A large number of classes in the .Net framework are marked as 'sealed', preventing you from inheriting those classes with your own. Surely this goes against the nature of object orientation, where you can extend and redefine the behaviour of existing objects.
Is there a good reason for the existence of the 'sealed' keyword?

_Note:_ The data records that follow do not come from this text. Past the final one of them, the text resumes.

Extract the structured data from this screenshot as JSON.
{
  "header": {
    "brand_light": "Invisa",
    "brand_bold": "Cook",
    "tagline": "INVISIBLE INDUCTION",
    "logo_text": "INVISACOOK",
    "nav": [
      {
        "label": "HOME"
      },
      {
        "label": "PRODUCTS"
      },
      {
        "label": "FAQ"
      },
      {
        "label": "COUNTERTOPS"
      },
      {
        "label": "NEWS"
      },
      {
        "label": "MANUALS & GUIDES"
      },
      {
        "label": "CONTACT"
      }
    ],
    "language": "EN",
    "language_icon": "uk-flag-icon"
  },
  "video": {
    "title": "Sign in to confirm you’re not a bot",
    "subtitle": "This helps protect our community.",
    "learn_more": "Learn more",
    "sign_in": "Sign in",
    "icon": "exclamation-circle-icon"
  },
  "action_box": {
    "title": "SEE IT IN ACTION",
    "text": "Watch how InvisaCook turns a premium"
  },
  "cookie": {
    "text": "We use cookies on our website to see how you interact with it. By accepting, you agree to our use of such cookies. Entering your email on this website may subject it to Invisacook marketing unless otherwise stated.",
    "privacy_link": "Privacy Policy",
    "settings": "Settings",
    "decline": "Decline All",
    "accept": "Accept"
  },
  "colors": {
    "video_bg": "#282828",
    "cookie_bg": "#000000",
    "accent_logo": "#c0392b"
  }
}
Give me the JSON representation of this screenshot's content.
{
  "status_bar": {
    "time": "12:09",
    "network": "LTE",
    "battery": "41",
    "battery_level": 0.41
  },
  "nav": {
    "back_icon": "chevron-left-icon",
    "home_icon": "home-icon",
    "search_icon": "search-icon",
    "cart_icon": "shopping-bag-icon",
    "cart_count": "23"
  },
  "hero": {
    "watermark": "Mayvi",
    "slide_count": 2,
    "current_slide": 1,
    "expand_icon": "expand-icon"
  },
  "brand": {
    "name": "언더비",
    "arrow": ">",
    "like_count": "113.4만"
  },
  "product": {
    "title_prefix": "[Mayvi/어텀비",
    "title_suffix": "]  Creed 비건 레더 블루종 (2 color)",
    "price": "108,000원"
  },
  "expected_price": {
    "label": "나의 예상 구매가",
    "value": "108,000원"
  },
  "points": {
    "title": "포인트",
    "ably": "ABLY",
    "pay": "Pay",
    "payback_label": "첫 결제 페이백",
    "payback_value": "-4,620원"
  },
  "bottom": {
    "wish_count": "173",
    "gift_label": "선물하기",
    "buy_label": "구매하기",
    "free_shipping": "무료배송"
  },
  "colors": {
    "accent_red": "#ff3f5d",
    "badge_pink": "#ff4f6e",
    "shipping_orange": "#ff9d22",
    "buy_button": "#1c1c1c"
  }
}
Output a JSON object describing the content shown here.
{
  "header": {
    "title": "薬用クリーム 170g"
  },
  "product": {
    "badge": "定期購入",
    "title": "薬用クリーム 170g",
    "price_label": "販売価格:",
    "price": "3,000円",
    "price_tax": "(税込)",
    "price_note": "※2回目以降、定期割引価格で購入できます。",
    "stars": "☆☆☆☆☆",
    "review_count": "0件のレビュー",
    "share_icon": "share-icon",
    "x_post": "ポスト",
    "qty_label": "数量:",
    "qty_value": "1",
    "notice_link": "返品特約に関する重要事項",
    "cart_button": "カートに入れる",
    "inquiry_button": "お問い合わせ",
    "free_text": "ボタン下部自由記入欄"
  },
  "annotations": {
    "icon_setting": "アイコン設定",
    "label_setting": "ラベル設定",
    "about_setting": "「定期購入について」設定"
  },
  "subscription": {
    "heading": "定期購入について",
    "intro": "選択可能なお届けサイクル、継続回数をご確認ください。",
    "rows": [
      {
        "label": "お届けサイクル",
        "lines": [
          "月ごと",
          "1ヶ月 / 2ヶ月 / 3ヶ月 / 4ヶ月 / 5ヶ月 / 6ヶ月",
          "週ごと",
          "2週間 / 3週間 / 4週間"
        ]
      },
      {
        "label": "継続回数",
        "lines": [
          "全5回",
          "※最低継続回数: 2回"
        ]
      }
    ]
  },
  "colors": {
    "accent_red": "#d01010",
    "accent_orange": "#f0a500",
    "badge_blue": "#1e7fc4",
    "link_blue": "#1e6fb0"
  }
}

As an example, NotifyCollectionChangedEventArgs in Silverlight is sealed. I wanted to create my own version of ObservableCollection that supported AddRange and RemoveRange, but the Silverlight version of NCCEA doesn't provide a constructor that supports multiple items for the NewItems and OldItems properties, which are already defined as ILists. Usually, I'd just extend the class with my own variant that overrode the NewItems and OldItems properties, but in this case I can't and I can see no reason why that should be the case.